§ **Exercise**
Scan the records and identify every line in which the string "label" occurs, then return those lines.
#### Given records
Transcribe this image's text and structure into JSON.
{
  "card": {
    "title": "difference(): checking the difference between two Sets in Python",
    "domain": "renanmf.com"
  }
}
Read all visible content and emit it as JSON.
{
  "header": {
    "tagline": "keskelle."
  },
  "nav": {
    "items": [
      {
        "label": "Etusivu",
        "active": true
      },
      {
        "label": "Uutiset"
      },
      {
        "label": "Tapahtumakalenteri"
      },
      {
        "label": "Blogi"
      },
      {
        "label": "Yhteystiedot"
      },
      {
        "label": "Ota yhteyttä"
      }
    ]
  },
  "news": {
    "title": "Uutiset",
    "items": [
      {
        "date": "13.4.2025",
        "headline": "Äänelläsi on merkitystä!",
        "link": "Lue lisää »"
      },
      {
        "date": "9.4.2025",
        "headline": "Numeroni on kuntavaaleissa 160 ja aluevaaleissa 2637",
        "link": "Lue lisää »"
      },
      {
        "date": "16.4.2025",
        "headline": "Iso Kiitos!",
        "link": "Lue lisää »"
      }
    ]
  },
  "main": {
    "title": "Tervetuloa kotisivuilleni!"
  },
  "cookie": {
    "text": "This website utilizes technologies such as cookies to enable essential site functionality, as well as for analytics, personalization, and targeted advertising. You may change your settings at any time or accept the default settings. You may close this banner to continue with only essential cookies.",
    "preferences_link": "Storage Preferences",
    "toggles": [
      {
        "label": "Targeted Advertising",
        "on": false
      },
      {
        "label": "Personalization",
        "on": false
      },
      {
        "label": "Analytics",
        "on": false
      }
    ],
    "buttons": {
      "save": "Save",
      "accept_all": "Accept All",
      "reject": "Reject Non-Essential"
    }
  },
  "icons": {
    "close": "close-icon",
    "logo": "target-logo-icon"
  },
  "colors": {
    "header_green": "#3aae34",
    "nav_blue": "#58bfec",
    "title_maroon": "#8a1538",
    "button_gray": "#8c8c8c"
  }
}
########
§ **Exercise solution**
        "label": "Etusivu",
        "label": "Uutiset"
        "label": "Tapahtumakalenteri"
        "label": "Blogi"
        "label": "Yhteystiedot"
        "label": "Ota yhteyttä"
        "label": "Targeted Advertising",
        "label": "Personalization",
        "label": "Analytics",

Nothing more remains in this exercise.